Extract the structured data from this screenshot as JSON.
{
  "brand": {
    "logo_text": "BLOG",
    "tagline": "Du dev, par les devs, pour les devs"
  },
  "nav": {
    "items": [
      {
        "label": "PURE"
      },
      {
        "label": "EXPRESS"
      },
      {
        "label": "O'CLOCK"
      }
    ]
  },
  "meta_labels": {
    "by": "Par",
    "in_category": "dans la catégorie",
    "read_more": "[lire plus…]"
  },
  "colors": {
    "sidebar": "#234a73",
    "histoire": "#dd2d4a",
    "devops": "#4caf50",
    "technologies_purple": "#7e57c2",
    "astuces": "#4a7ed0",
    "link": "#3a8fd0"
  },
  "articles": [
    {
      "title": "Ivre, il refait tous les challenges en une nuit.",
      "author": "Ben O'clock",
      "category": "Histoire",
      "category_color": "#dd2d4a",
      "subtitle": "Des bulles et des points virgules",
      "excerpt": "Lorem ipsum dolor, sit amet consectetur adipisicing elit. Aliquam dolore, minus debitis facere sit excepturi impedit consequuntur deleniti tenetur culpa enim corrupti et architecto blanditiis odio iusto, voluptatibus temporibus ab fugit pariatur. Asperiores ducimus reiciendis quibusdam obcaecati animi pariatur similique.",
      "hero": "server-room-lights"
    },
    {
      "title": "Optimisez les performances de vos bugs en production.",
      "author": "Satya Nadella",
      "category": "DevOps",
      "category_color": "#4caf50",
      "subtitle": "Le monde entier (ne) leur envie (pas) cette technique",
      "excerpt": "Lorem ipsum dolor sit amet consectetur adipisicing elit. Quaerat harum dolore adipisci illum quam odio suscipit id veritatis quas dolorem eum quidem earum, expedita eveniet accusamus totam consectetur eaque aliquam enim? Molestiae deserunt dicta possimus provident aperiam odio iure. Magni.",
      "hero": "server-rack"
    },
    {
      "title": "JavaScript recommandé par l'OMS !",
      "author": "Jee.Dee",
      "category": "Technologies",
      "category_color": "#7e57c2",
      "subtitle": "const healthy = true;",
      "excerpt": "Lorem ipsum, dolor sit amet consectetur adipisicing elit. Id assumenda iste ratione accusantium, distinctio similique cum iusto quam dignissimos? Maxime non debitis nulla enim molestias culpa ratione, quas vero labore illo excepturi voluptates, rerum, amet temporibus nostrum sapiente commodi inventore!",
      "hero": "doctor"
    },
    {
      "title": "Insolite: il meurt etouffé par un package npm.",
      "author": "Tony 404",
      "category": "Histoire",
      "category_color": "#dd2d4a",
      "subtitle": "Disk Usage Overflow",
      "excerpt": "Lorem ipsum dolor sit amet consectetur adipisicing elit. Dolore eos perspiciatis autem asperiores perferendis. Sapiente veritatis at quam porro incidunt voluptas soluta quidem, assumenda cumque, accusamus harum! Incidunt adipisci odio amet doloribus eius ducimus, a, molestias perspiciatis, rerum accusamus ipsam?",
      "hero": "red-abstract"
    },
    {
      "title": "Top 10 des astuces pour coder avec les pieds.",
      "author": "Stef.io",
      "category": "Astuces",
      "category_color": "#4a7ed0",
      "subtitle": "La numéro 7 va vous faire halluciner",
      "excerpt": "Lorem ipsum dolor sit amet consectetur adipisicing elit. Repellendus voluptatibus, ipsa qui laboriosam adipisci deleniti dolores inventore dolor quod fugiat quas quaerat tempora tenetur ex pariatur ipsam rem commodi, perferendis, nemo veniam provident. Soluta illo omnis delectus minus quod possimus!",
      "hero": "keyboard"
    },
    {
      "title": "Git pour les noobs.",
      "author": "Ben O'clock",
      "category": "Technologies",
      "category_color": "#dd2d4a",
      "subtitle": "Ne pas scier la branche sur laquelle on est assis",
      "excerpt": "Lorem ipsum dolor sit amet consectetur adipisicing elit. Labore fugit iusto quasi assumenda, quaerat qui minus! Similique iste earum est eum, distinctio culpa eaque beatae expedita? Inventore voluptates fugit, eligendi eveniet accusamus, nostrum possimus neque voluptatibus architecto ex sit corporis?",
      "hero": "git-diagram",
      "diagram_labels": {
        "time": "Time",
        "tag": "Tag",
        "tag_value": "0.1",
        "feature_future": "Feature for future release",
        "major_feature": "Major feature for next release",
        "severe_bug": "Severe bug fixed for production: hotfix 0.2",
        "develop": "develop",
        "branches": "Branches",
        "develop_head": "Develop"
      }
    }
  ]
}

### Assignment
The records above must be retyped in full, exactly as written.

### Output below
Extract the structured data from this screenshot as JSON.
{
  "brand": {
    "logo_text": "BLOG",
    "tagline": "Du dev, par les devs, pour les devs"
  },
  "nav": {
    "items": [
      {
        "label": "PURE"
      },
      {
        "label": "EXPRESS"
      },
      {
        "label": "O'CLOCK"
      }
    ]
  },
  "meta_labels": {
    "by": "Par",
    "in_category": "dans la catégorie",
    "read_more": "[lire plus…]"
  },
  "colors": {
    "sidebar": "#234a73",
    "histoire": "#dd2d4a",
    "devops": "#4caf50",
    "technologies_purple": "#7e57c2",
    "astuces": "#4a7ed0",
    "link": "#3a8fd0"
  },
  "articles": [
    {
      "title": "Ivre, il refait tous les challenges en une nuit.",
      "author": "Ben O'clock",
      "category": "Histoire",
      "category_color": "#dd2d4a",
      "subtitle": "Des bulles et des points virgules",
      "excerpt": "Lorem ipsum dolor, sit amet consectetur adipisicing elit. Aliquam dolore, minus debitis facere sit excepturi impedit consequuntur deleniti tenetur culpa enim corrupti et architecto blanditiis odio iusto, voluptatibus temporibus ab fugit pariatur. Asperiores ducimus reiciendis quibusdam obcaecati animi pariatur similique.",
      "hero": "server-room-lights"
    },
    {
      "title": "Optimisez les performances de vos bugs en production.",
      "author": "Satya Nadella",
      "category": "DevOps",
      "category_color": "#4caf50",
      "subtitle": "Le monde entier (ne) leur envie (pas) cette technique",
      "excerpt": "Lorem ipsum dolor sit amet consectetur adipisicing elit. Quaerat harum dolore adipisci illum quam odio suscipit id veritatis quas dolorem eum quidem earum, expedita eveniet accusamus totam consectetur eaque aliquam enim? Molestiae deserunt dicta possimus provident aperiam odio iure. Magni.",
      "hero": "server-rack"
    },
    {
      "title": "JavaScript recommandé par l'OMS !",
      "author": "Jee.Dee",
      "category": "Technologies",
      "category_color": "#7e57c2",
      "subtitle": "const healthy = true;",
      "excerpt": "Lorem ipsum, dolor sit amet consectetur adipisicing elit. Id assumenda iste ratione accusantium, distinctio similique cum iusto quam dignissimos? Maxime non debitis nulla enim molestias culpa ratione, quas vero labore illo excepturi voluptates, rerum, amet temporibus nostrum sapiente commodi inventore!",
      "hero": "doctor"
    },
    {
      "title": "Insolite: il meurt etouffé par un package npm.",
      "author": "Tony 404",
      "category": "Histoire",
      "category_color": "#dd2d4a",
      "subtitle": "Disk Usage Overflow",
      "excerpt": "Lorem ipsum dolor sit amet consectetur adipisicing elit. Dolore eos perspiciatis autem asperiores perferendis. Sapiente veritatis at quam porro incidunt voluptas soluta quidem, assumenda cumque, accusamus harum! Incidunt adipisci odio amet doloribus eius ducimus, a, molestias perspiciatis, rerum accusamus ipsam?",
      "hero": "red-abstract"
    },
    {
      "title": "Top 10 des astuces pour coder avec les pieds.",
      "author": "Stef.io",
      "category": "Astuces",
      "category_color": "#4a7ed0",
      "subtitle": "La numéro 7 va vous faire halluciner",
      "excerpt": "Lorem ipsum dolor sit amet consectetur adipisicing elit. Repellendus voluptatibus, ipsa qui laboriosam adipisci deleniti dolores inventore dolor quod fugiat quas quaerat tempora tenetur ex pariatur ipsam rem commodi, perferendis, nemo veniam provident. Soluta illo omnis delectus minus quod possimus!",
      "hero": "keyboard"
    },
    {
      "title": "Git pour les noobs.",
      "author": "Ben O'clock",
      "category": "Technologies",
      "category_color": "#dd2d4a",
      "subtitle": "Ne pas scier la branche sur laquelle on est assis",
      "excerpt": "Lorem ipsum dolor sit amet consectetur adipisicing elit. Labore fugit iusto quasi assumenda, quaerat qui minus! Similique iste earum est eum, distinctio culpa eaque beatae expedita? Inventore voluptates fugit, eligendi eveniet accusamus, nostrum possimus neque voluptatibus architecto ex sit corporis?",
      "hero": "git-diagram",
      "diagram_labels": {
        "time": "Time",
        "tag": "Tag",
        "tag_value": "0.1",
        "feature_future": "Feature for future release",
        "major_feature": "Major feature for next release",
        "severe_bug": "Severe bug fixed for production: hotfix 0.2",
        "develop": "develop",
        "branches": "Branches",
        "develop_head": "Develop"
      }
    }
  ]
}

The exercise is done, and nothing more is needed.